As of November 1, 2023, most juveniles will no longer have to register as a sex offender and be eligible to seal their convictions. Law enforcement will start removing eligible people from the registry soon and mailing letters confirming they have been removed. If you receive a letter indicating that you have been removed from the registry, please contact our office for a consultation to determine if you are eligible to seal your offense.

Helping You Protect Your Future

Photo of attorneys Muth, Ciecko, Atwood and Findley around a conference table

The role of mental illness in juvenile offenses

On Behalf of | Apr 6, 2020 | Juvenile offenses |
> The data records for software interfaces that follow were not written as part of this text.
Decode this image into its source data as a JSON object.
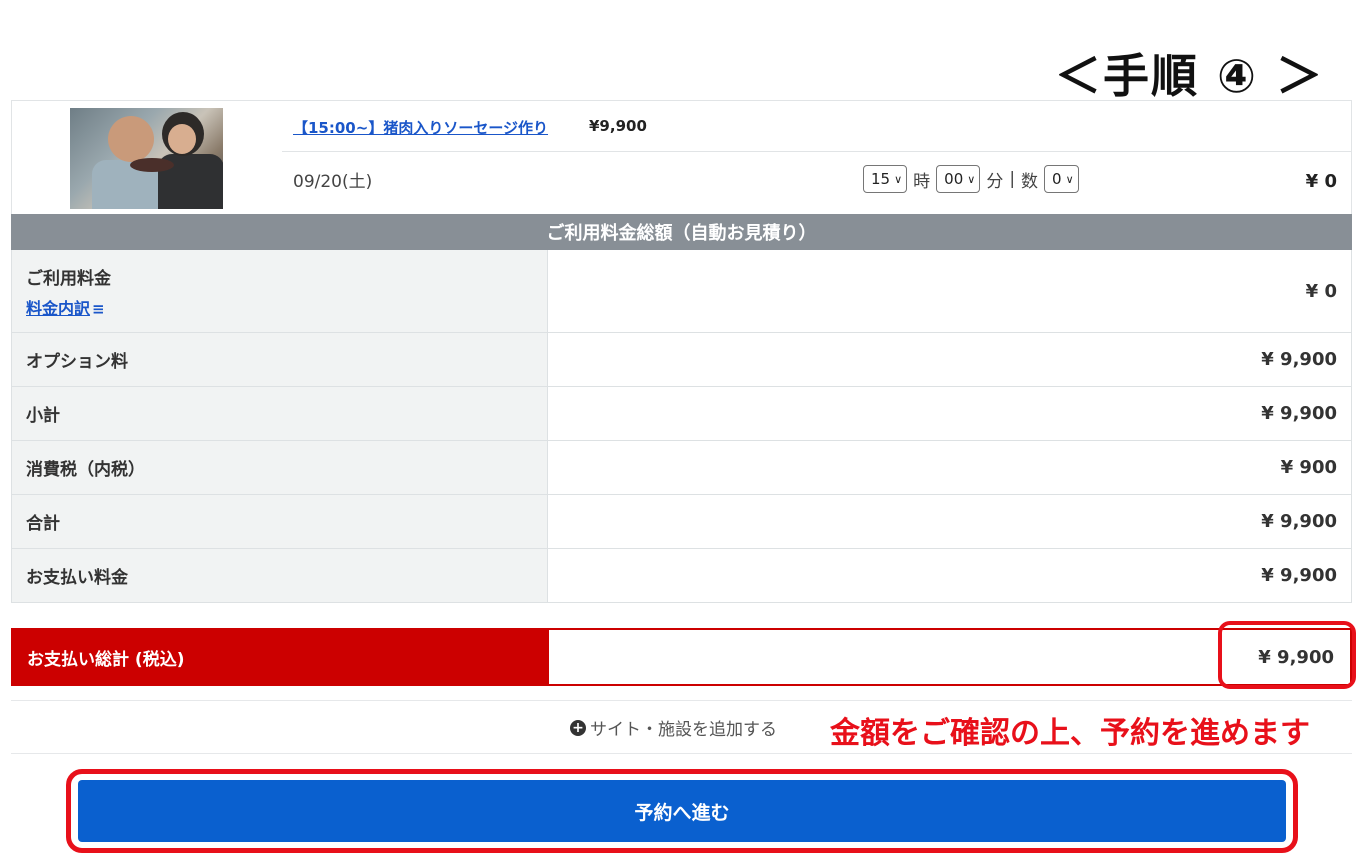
{
  "step_title": "＜手順 ④ ＞",
  "product": {
    "image_alt": "children making sausages",
    "link_label": "【15:00~】猪肉入りソーセージ作り",
    "price": "¥9,900",
    "date": "09/20(土)",
    "hour_value": "15",
    "hour_unit": "時",
    "minute_value": "00",
    "minute_unit": "分",
    "separator": "|",
    "count_label": "数",
    "count_value": "0",
    "amount": "¥ 0"
  },
  "summary": {
    "heading": "ご利用料金総額（自動お見積り）",
    "rows": [
      {
        "label": "ご利用料金",
        "sub_link": "料金内訳",
        "value": "¥ 0"
      },
      {
        "label": "オプション料",
        "value": "¥ 9,900"
      },
      {
        "label": "小計",
        "value": "¥ 9,900"
      },
      {
        "label": "消費税（内税）",
        "value": "¥ 900"
      },
      {
        "label": "合計",
        "value": "¥ 9,900"
      },
      {
        "label": "お支払い料金",
        "value": "¥ 9,900"
      }
    ]
  },
  "total": {
    "label": "お支払い総計 (税込)",
    "value": "¥ 9,900"
  },
  "add_site_label": "サイト・施設を追加する",
  "note": "金額をご確認の上、予約を進めます",
  "proceed_label": "予約へ進む",
  "colors": {
    "header_gray": "#888f96",
    "total_red": "#cc0000",
    "highlight_red": "#e8101a",
    "button_blue": "#0a60cf",
    "link_blue": "#1a56c9"
  }
}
Mental health awareness has improved over recent decades, and there are probably many people in Washington who now feel comfortable reaching out for help. But even those who are receiving appropriate treatment can — and do — still suffer the effects of their illnesses. In fact, mental health disorders play a significant role in juvenile offenses.

Some are quick to label juvenile delinquents as “bad” kids who just need to be punished. This outlook ignores the very real mental health crisis among many youths who commit juvenile acts. In the juvenile justice system, around 70% of kids have at least one diagnosed mental health condition. Statistics also show that 75% of these children are victims of traumatic events. Also, 93% were exposed to adverse childhood events like abuse, serious illness and community violence.

According to Mental Health America, the juvenile justice system is criminalizing mentally ill children and even those who have behavioral health needs. MHA advocates for these kids to be diverted out of juvenile court and into treatment services that can address their unique needs. The organization believes that one of the reasons kids with mental illnesses are still shuffled straight into the juvenile justice system is at least in part due to lackluster funding for mental health care.

Parents who are aware of their child’s mental health problems probably already know that they are facing an uphill battle. Washington’s legal system still seems reluctant to acknowledge how prevalent mental illness is among those who are accused of committing juvenile offenses. This is one of the reasons that working alongside an attorney who is knowledgeable in juvenile law is generally well-advised.